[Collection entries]
§ §

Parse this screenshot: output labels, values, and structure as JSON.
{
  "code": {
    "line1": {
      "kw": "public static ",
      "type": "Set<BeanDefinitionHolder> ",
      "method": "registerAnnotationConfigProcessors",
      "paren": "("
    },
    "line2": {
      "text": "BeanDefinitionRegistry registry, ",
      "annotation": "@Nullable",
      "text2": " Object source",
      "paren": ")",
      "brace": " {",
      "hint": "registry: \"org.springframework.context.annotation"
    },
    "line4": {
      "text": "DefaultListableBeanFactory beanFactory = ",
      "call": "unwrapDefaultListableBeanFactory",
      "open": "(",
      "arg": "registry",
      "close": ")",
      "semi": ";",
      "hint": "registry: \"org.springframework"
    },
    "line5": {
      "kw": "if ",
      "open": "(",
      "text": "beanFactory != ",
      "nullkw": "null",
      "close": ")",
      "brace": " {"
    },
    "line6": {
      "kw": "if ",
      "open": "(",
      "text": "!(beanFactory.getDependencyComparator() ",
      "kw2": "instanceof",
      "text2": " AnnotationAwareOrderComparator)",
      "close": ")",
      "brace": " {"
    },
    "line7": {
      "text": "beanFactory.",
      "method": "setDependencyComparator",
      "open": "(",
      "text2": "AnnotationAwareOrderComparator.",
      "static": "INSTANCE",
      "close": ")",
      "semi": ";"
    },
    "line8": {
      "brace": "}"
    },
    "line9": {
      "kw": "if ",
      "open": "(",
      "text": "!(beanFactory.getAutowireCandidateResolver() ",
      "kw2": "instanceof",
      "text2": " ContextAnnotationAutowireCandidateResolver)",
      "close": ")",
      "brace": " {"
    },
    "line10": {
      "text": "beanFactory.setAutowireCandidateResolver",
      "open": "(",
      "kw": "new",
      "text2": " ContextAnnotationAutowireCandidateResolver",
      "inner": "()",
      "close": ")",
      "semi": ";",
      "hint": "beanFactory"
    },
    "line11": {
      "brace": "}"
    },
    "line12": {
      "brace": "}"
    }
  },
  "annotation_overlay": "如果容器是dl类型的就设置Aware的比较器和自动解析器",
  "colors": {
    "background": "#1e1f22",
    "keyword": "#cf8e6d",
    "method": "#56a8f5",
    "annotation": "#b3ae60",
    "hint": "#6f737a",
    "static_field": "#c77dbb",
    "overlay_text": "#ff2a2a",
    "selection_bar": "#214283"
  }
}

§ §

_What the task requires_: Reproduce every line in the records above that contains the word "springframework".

_Exercise solution_:
      "hint": "registry: \"org.springframework.context.annotation"
      "hint": "registry: \"org.springframework"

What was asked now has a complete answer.